Haemophilia in Aotearoa New Zealand provides a richly detailed analysis of the experience of the bleeding disorder of haemophilia based on longterm ethnographic research. The chapters consider experiences of diagnosis; how parents, children, and adults care and integrate medical routines into family life; the creation of a gendered haemophilia; the use and ethical dilemmas of new technologies for treatment, testing and reproduction; and how individuals and the haemophilia community experienced the infected blood tragedy and its aftermath, which included extended and ultimately successful political struggles with the neoliberalising state. The authors reveal a complex interplay of cultural values and present a close-up view of the effects of health system reforms on lives and communities. While the book focuses on the local biology of haemophilia in Aotearoa New Zealand, the analysis allows for comparison with haemophilia elsewhere and with other chronic and genetic conditions.
Table of Contents
Chapter 1 A bleeding nuisance in Aotearoa New Zealand; Chapter 2 ‘Pretty normal really’; Chapter 3 Blood and sacrifice: sex, gender, and haemophilia; Chapter 4 New networks and technologies of care: different haemophilias; Chapter 5 The shadow on our lives: hepatitis C in the haemophilia community; Chapter 6 Joint action: asserting rights, inclusion, and equity through voluntary association; Chapter 7 Conclusions
Julie Park is Professor Emerita of Anthropology at the University of Auckland, New Zealand.
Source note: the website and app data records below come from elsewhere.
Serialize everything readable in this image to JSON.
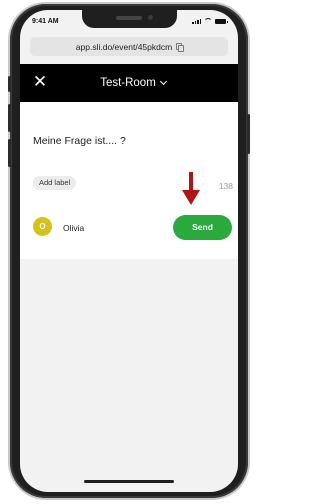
{
  "status_bar": {
    "time": "9:41 AM"
  },
  "browser": {
    "url": "app.sli.do/event/45pkdcm"
  },
  "header": {
    "room_title": "Test-Room"
  },
  "question": {
    "text": "Meine Frage ist.... ?",
    "add_label": "Add label",
    "char_count": "138"
  },
  "user": {
    "avatar_initial": "O",
    "name": "Olivia"
  },
  "send_label": "Send",
  "colors": {
    "header_bg": "#000000",
    "send_button": "#2aa93c",
    "avatar": "#d8c21a",
    "arrow": "#b01515"
  },
  "icons": [
    "close-icon",
    "chevron-down-icon",
    "copy-icon",
    "arrow-down-icon"
  ]
}
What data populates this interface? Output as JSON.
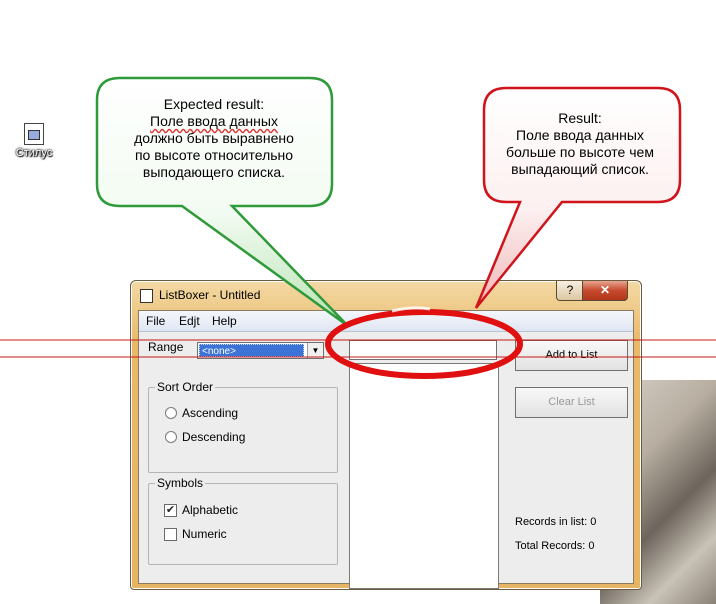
{
  "desktop": {
    "icon_caption": "Стилус"
  },
  "callouts": {
    "expected": {
      "heading": "Expected result:",
      "body_lines": [
        "Поле ввода данных",
        "должно быть выравнено",
        "по высоте относительно",
        "выподающего списка."
      ]
    },
    "actual": {
      "heading": "Result:",
      "body_lines": [
        "Поле ввода данных",
        "больше по высоте чем",
        "выпадающий список."
      ]
    }
  },
  "window": {
    "title": "ListBoxer - Untitled",
    "help_label": "?",
    "close_label": "✕",
    "menu": [
      "File",
      "Edjt",
      "Help"
    ],
    "range_label": "Range",
    "range_selected": "<none>",
    "entry_value": "",
    "add_button": "Add to List",
    "clear_button": "Clear List",
    "sort_group": {
      "title": "Sort Order",
      "options": [
        "Ascending",
        "Descending"
      ]
    },
    "symbols_group": {
      "title": "Symbols",
      "options": [
        {
          "label": "Alphabetic",
          "checked": true
        },
        {
          "label": "Numeric",
          "checked": false
        }
      ]
    },
    "records_in_list": "Records in list: 0",
    "total_records": "Total Records: 0"
  },
  "colors": {
    "callout_green": "#2e9a3a",
    "callout_red": "#d0141b",
    "ellipse_red": "#e01010"
  }
}
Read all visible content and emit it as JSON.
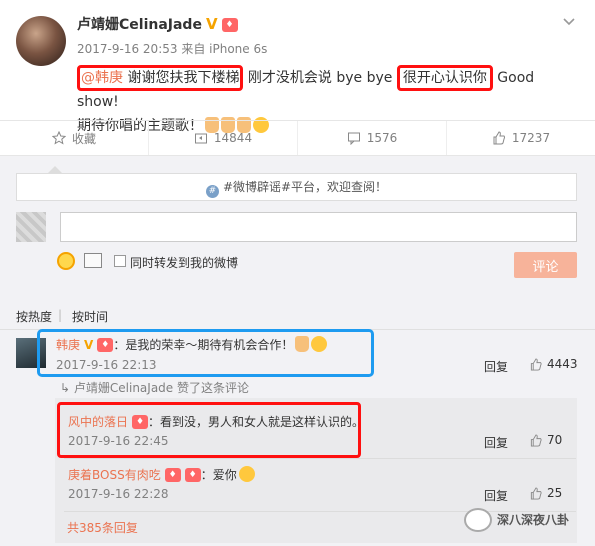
{
  "post": {
    "author": "卢靖姗CelinaJade",
    "verified_badge": "V",
    "timestamp": "2017-9-16 20:53",
    "source": "来自 iPhone 6s",
    "mention": "@韩庚",
    "text_part1": "谢谢您扶我下楼梯",
    "text_part2": "刚才没机会说 bye bye",
    "text_part3": "很开心认识你",
    "text_part4": "Good show!",
    "text_part5": "期待你唱的主题歌！"
  },
  "actions": {
    "favorite_label": "收藏",
    "repost_count": "14844",
    "comment_count": "1576",
    "like_count": "17237"
  },
  "comment_box": {
    "notice": "#微博辟谣#平台，欢迎查阅！",
    "forward_label": "同时转发到我的微博",
    "submit_label": "评论"
  },
  "sort": {
    "hot": "按热度",
    "time": "按时间"
  },
  "comments": [
    {
      "name": "韩庚",
      "text": "：是我的荣幸～期待有机会合作！",
      "time": "2017-9-16 22:13",
      "reply": "回复",
      "likes": "4443",
      "liked_note": "卢靖姗CelinaJade 赞了这条评论"
    }
  ],
  "replies": [
    {
      "name": "风中的落日",
      "text": "：看到没，男人和女人就是这样认识的。",
      "time": "2017-9-16 22:45",
      "reply": "回复",
      "likes": "70"
    },
    {
      "name": "庚着BOSS有肉吃",
      "text": "：爱你",
      "time": "2017-9-16 22:28",
      "reply": "回复",
      "likes": "25"
    }
  ],
  "more_replies": "共385条回复",
  "watermark": "深八深夜八卦",
  "colors": {
    "accent": "#eb7350",
    "highlight_red": "#ff1010",
    "highlight_blue": "#1e9bf0"
  }
}
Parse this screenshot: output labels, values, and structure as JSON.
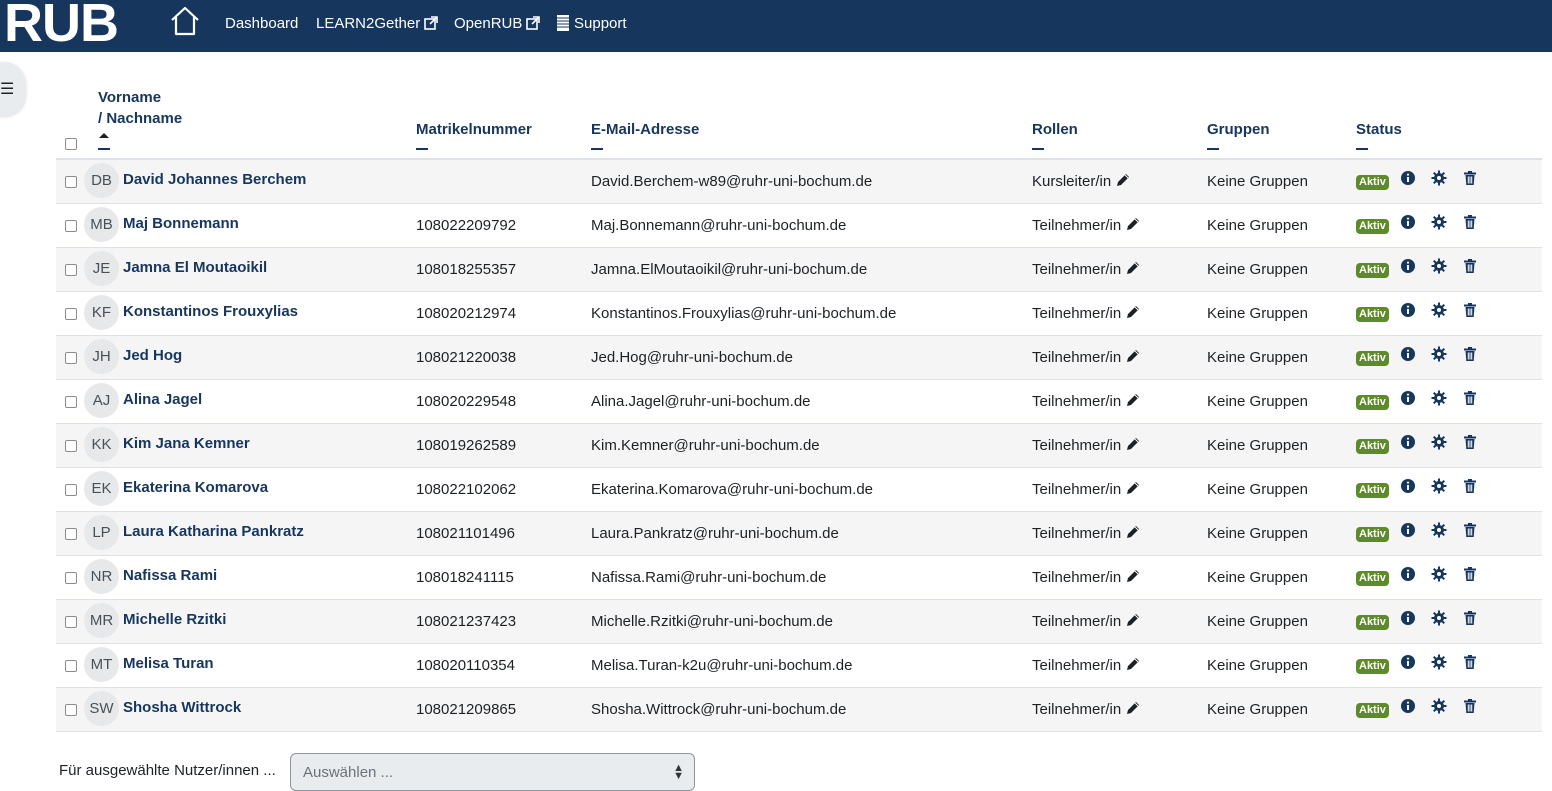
{
  "navbar": {
    "logo": "RUB",
    "links": [
      {
        "label": "Dashboard",
        "external": false
      },
      {
        "label": "LEARN2Gether",
        "external": true
      },
      {
        "label": "OpenRUB",
        "external": true
      },
      {
        "label": "Support",
        "icon": "support-icon"
      }
    ]
  },
  "table": {
    "headers": {
      "name_line1": "Vorname",
      "name_line2": "/ Nachname",
      "matrikel": "Matrikelnummer",
      "email": "E-Mail-Adresse",
      "roles": "Rollen",
      "groups": "Gruppen",
      "status": "Status"
    },
    "rows": [
      {
        "initials": "DB",
        "name": "David Johannes Berchem",
        "matrikel": "",
        "email": "David.Berchem-w89@ruhr-uni-bochum.de",
        "role": "Kursleiter/in",
        "groups": "Keine Gruppen",
        "status": "Aktiv"
      },
      {
        "initials": "MB",
        "name": "Maj Bonnemann",
        "matrikel": "108022209792",
        "email": "Maj.Bonnemann@ruhr-uni-bochum.de",
        "role": "Teilnehmer/in",
        "groups": "Keine Gruppen",
        "status": "Aktiv"
      },
      {
        "initials": "JE",
        "name": "Jamna El Moutaoikil",
        "matrikel": "108018255357",
        "email": "Jamna.ElMoutaoikil@ruhr-uni-bochum.de",
        "role": "Teilnehmer/in",
        "groups": "Keine Gruppen",
        "status": "Aktiv"
      },
      {
        "initials": "KF",
        "name": "Konstantinos Frouxylias",
        "matrikel": "108020212974",
        "email": "Konstantinos.Frouxylias@ruhr-uni-bochum.de",
        "role": "Teilnehmer/in",
        "groups": "Keine Gruppen",
        "status": "Aktiv"
      },
      {
        "initials": "JH",
        "name": "Jed Hog",
        "matrikel": "108021220038",
        "email": "Jed.Hog@ruhr-uni-bochum.de",
        "role": "Teilnehmer/in",
        "groups": "Keine Gruppen",
        "status": "Aktiv"
      },
      {
        "initials": "AJ",
        "name": "Alina Jagel",
        "matrikel": "108020229548",
        "email": "Alina.Jagel@ruhr-uni-bochum.de",
        "role": "Teilnehmer/in",
        "groups": "Keine Gruppen",
        "status": "Aktiv"
      },
      {
        "initials": "KK",
        "name": "Kim Jana Kemner",
        "matrikel": "108019262589",
        "email": "Kim.Kemner@ruhr-uni-bochum.de",
        "role": "Teilnehmer/in",
        "groups": "Keine Gruppen",
        "status": "Aktiv"
      },
      {
        "initials": "EK",
        "name": "Ekaterina Komarova",
        "matrikel": "108022102062",
        "email": "Ekaterina.Komarova@ruhr-uni-bochum.de",
        "role": "Teilnehmer/in",
        "groups": "Keine Gruppen",
        "status": "Aktiv"
      },
      {
        "initials": "LP",
        "name": "Laura Katharina Pankratz",
        "matrikel": "108021101496",
        "email": "Laura.Pankratz@ruhr-uni-bochum.de",
        "role": "Teilnehmer/in",
        "groups": "Keine Gruppen",
        "status": "Aktiv"
      },
      {
        "initials": "NR",
        "name": "Nafissa Rami",
        "matrikel": "108018241115",
        "email": "Nafissa.Rami@ruhr-uni-bochum.de",
        "role": "Teilnehmer/in",
        "groups": "Keine Gruppen",
        "status": "Aktiv"
      },
      {
        "initials": "MR",
        "name": "Michelle Rzitki",
        "matrikel": "108021237423",
        "email": "Michelle.Rzitki@ruhr-uni-bochum.de",
        "role": "Teilnehmer/in",
        "groups": "Keine Gruppen",
        "status": "Aktiv"
      },
      {
        "initials": "MT",
        "name": "Melisa Turan",
        "matrikel": "108020110354",
        "email": "Melisa.Turan-k2u@ruhr-uni-bochum.de",
        "role": "Teilnehmer/in",
        "groups": "Keine Gruppen",
        "status": "Aktiv"
      },
      {
        "initials": "SW",
        "name": "Shosha Wittrock",
        "matrikel": "108021209865",
        "email": "Shosha.Wittrock@ruhr-uni-bochum.de",
        "role": "Teilnehmer/in",
        "groups": "Keine Gruppen",
        "status": "Aktiv"
      }
    ]
  },
  "bulk": {
    "label": "Für ausgewählte Nutzer/innen ...",
    "placeholder": "Auswählen ..."
  },
  "colors": {
    "navbar": "#17365d",
    "badge": "#5d8b2a",
    "link": "#17365d"
  }
}
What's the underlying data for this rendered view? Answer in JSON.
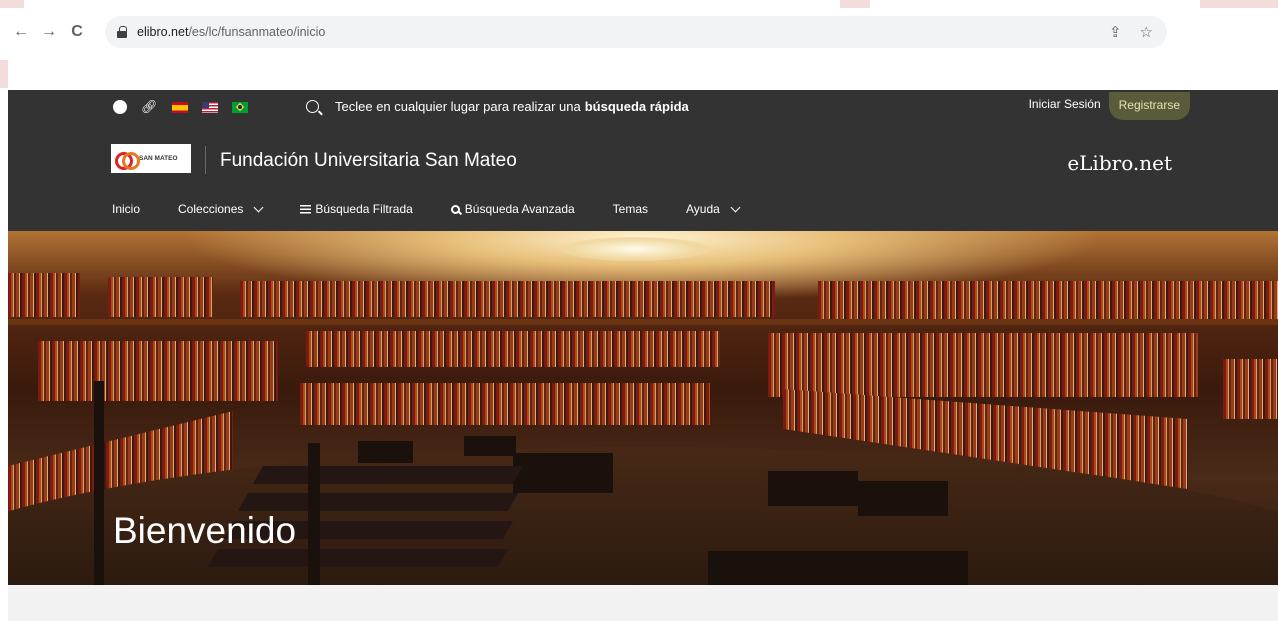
{
  "browser": {
    "url_host": "elibro.net",
    "url_path": "/es/lc/funsanmateo/inicio",
    "back_icon": "←",
    "forward_icon": "→",
    "reload_icon": "C",
    "share_icon": "⇪",
    "star_icon": "☆"
  },
  "topbar": {
    "quick_search_text": "Teclee en cualquier lugar para realizar una",
    "quick_search_bold": "búsqueda rápida",
    "login_label": "Iniciar Sesión",
    "register_label": "Registrarse"
  },
  "brand": {
    "logo_text_line1": "SAN MATEO",
    "org_name": "Fundación Universitaria San Mateo",
    "elibro_label": "eLibro.net"
  },
  "menu": {
    "home": "Inicio",
    "collections": "Colecciones",
    "filtered_search": "Búsqueda Filtrada",
    "advanced_search": "Búsqueda Avanzada",
    "topics": "Temas",
    "help": "Ayuda"
  },
  "hero": {
    "title": "Bienvenido"
  },
  "colors": {
    "header_bg": "#333333",
    "register_highlight": "#5a5b3a",
    "accent_red": "#d8232a"
  }
}
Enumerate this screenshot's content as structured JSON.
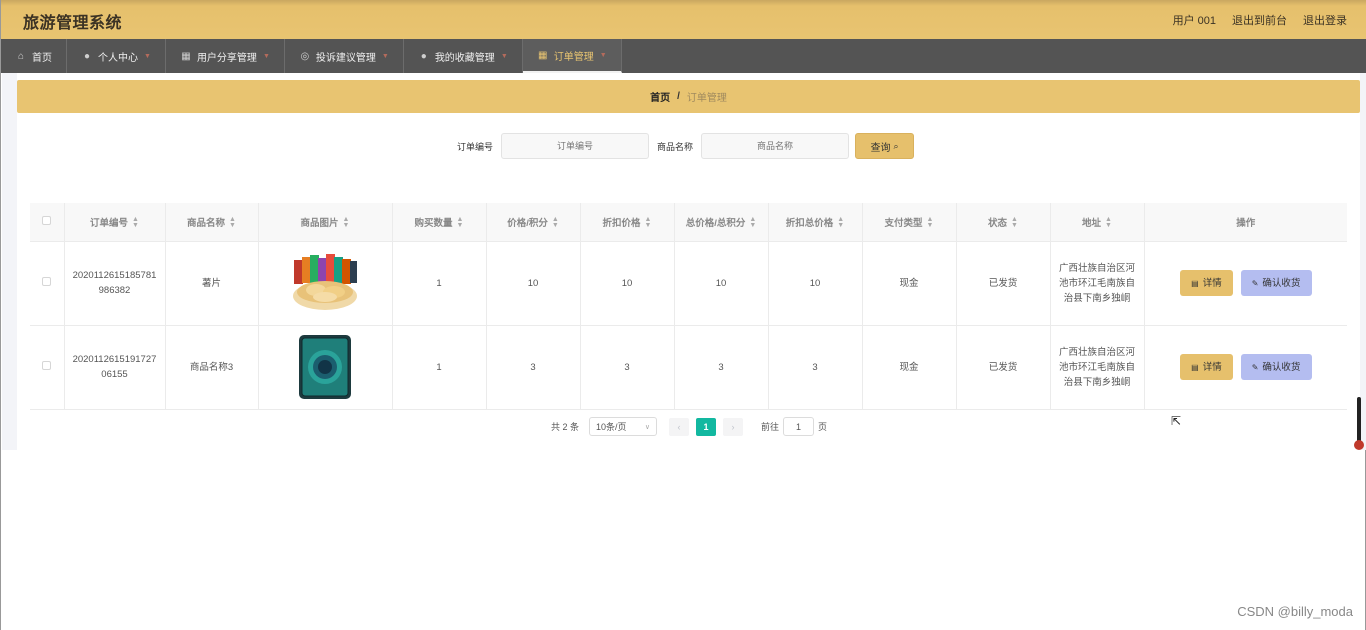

Kathryn M. Scott works in social research and advocacy. She is an Honorary Research Fellow in Anthropology at the University of Auckland, New Zealand.
Deon York works in the health sector. He is currently President of the Haemophilia Foundation of New Zealand (HFNZ) and on the Board of Directors of the World Federation of Hemophilia (WFH).
Michael Carnahan has worked in health services management and is former President of the Haemophilia Foundation of New Zealand (HFNZ).